In conclusion, SMAW is an effective welding technique that requires proper skill and knowledge to produce high-quality welds consistently. By understanding the common challenges in SMAW and their solutions, you can improve your welding skills and produce high-quality welds that meet the required standards.
In conclusion, Shielded Metal Arc Welding (SMAW) is a widely used welding process that offers several advantages. It is a relatively simple and cost-effective welding process that can be used in a variety of applications. SMAW is known for its ability to produce high-quality welds in difficult environments, such as outdoors or in remote locations.
One of the key benefits of SMAW is its versatility. It can be used to weld a wide range of materials, including steel, stainless steel, cast iron, and other alloys. Additionally, SMAW can be used in a variety of positions, including flat, horizontal, vertical, and overhead.
When it comes to safety, SMAW requires minimal equipment and can be performed with minimal training. However, it is important to follow proper safety procedures to prevent injury or damage to equipment.
Overall, Shielded Metal Arc Welding (SMAW) is a reliable and versatile welding process that can be used in a variety of applications. With proper training and safety procedures, SMAW can produce high-quality welds that meet the demands of even the most challenging welding projects.
Frequently Asked Questions
What is the difference between SMAW and GMAW?
SMAW, or Shielded Metal Arc Welding, is a welding process that uses a flux-coated electrode to create an arc between the electrode and the workpiece. GMAW, or Gas Metal Arc Welding, is a welding process that uses a wire electrode and a shielding gas to create an arc between the electrode and the workpiece.
One of the main differences between SMAW and GMAW is that SMAW is a manual process, while GMAW can be automated. SMAW is also better suited for welding thicker materials, while GMAW is better suited for welding thinner materials.
What is an advantage of using shielded metal arc welding?
One advantage of using SMAW is that it is a versatile process that can be used to weld a variety of materials, including carbon steel, stainless steel, and cast iron.

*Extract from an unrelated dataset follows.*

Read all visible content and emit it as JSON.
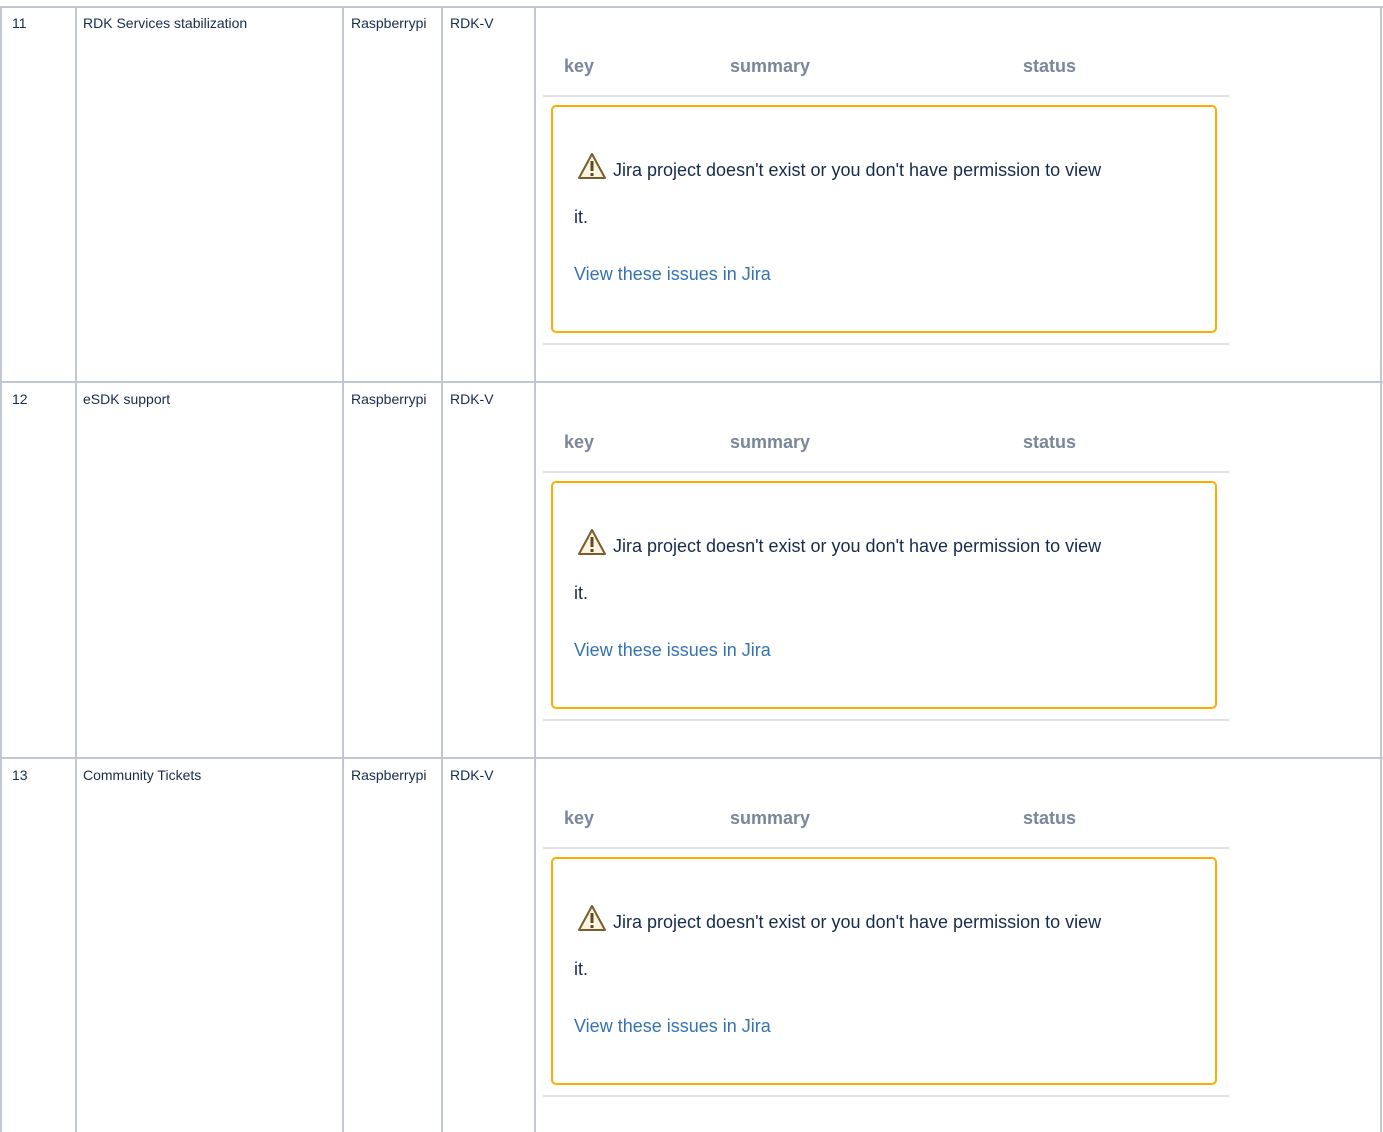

SMAW is also a relatively simple and inexpensive process that can be used in a variety of settings, including construction, manufacturing, and repair work.
How do you use SMAW welding?
To use SMAW welding, you first need to prepare the workpiece by cleaning it and removing any rust or other contaminants. Next, you need to select the appropriate electrode for the material you are welding and set up your welding machine. Once your machine is set up, you can begin welding by striking an arc between the electrode and the workpiece and moving the electrode along the joint.
What type of machine is used for SMAW?
A welding machine that is used for SMAW typically consists of a power source, a welding cable, and a welding electrode holder. The power source provides the electrical current needed to create the arc, while the welding cable and electrode holder are used to connect the electrode to the power source and hold it in place during welding. Some welding machines also include features such as adjustable amperage control and built-in safety features.